_Work instructions_
If a line in the listing below contains "action", return that line.

_Records for this task_
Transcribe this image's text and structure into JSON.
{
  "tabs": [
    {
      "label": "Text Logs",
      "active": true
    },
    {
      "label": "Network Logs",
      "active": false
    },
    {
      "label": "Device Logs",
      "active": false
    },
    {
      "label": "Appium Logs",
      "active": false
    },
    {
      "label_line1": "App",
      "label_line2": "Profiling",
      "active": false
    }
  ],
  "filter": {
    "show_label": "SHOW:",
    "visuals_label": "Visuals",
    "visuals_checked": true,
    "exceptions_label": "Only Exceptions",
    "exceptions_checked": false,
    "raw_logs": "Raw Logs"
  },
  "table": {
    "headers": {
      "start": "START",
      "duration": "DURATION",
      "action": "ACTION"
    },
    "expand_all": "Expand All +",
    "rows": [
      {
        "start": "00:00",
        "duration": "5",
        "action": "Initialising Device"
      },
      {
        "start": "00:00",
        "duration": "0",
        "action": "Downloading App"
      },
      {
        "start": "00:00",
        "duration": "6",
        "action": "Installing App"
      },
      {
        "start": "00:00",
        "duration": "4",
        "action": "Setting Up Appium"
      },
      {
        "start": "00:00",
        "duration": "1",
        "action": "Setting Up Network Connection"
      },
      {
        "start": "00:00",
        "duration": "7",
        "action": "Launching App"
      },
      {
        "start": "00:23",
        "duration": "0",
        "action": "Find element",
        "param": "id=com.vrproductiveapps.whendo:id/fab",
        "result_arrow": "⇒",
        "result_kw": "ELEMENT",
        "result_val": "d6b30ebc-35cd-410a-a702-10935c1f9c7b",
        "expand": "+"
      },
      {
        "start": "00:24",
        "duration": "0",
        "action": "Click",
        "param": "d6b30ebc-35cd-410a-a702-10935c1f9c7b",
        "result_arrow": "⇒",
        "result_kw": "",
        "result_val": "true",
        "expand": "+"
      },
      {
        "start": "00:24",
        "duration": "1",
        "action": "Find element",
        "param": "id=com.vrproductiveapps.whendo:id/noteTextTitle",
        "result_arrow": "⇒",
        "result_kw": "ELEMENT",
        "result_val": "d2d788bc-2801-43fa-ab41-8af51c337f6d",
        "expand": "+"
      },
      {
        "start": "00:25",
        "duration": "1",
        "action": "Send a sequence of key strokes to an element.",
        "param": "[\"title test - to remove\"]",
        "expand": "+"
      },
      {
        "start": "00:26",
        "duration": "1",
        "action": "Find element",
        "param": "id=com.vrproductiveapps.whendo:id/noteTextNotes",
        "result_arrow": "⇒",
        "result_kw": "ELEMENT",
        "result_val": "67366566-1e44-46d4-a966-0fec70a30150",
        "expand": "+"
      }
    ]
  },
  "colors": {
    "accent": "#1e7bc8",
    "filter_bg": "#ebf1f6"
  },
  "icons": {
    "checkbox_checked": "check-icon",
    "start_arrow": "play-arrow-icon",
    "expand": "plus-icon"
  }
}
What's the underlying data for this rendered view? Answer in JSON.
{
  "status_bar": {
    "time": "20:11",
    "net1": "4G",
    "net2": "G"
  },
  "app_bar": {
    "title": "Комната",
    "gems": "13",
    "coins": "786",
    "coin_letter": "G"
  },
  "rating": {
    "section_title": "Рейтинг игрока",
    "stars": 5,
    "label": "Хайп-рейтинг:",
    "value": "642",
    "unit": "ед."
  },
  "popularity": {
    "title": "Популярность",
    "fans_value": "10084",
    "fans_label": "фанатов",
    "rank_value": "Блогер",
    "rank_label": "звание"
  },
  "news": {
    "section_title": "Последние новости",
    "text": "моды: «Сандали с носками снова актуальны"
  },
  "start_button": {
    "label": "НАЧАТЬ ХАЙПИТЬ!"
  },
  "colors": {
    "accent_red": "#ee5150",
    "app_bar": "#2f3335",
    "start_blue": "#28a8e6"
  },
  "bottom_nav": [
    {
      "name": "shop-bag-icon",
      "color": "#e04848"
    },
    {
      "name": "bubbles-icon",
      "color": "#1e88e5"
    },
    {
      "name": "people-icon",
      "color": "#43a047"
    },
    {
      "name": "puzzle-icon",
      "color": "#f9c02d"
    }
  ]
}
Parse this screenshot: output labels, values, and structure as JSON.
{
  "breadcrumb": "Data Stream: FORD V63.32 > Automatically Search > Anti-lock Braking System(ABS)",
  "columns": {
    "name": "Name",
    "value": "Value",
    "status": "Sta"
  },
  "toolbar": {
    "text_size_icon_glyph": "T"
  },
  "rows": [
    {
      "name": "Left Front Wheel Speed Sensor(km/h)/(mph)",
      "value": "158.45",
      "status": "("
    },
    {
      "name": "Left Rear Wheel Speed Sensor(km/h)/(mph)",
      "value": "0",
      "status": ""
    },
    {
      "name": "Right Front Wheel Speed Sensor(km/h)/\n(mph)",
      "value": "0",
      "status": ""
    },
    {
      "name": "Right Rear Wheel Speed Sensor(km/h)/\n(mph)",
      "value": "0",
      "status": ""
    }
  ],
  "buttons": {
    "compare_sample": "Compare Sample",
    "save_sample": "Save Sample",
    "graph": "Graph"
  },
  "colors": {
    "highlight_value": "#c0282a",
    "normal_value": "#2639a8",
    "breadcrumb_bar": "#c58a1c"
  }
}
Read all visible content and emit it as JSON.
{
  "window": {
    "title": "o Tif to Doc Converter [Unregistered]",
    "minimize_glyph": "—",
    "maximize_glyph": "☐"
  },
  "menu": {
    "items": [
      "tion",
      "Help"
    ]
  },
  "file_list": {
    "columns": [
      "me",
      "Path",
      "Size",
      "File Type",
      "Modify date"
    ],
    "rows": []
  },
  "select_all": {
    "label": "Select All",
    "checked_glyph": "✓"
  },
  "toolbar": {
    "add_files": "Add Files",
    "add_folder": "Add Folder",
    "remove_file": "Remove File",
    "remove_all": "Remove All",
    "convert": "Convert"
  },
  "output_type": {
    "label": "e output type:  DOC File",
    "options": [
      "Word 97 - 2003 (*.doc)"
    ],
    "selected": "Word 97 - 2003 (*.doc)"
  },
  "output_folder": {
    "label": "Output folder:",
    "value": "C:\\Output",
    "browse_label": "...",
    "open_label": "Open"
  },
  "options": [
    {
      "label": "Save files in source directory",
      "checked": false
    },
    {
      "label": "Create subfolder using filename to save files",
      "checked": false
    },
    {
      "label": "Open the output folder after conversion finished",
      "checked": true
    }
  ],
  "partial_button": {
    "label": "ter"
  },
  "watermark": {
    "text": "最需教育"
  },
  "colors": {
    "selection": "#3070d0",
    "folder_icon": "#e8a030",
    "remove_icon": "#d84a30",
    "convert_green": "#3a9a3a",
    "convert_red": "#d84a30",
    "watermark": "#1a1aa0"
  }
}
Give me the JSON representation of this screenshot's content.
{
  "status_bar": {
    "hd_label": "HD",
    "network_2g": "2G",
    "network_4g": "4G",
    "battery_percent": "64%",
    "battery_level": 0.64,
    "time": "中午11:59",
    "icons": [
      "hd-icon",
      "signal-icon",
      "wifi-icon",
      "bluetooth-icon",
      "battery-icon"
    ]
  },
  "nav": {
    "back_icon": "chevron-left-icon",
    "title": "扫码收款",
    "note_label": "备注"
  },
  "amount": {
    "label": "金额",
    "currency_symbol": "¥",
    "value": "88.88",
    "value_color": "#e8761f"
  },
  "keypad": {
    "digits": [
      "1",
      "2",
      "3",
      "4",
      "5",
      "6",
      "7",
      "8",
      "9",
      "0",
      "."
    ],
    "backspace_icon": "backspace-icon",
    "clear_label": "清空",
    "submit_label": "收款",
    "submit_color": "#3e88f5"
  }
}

_Solution to the exercise_
      "action": "ACTION"
        "action": "Initialising Device"
        "action": "Downloading App"
        "action": "Installing App"
        "action": "Setting Up Appium"
        "action": "Setting Up Network Connection"
        "action": "Launching App"
        "action": "Find element",
        "action": "Click",
        "action": "Find element",
        "action": "Send a sequence of key strokes to an element.",
        "action": "Find element",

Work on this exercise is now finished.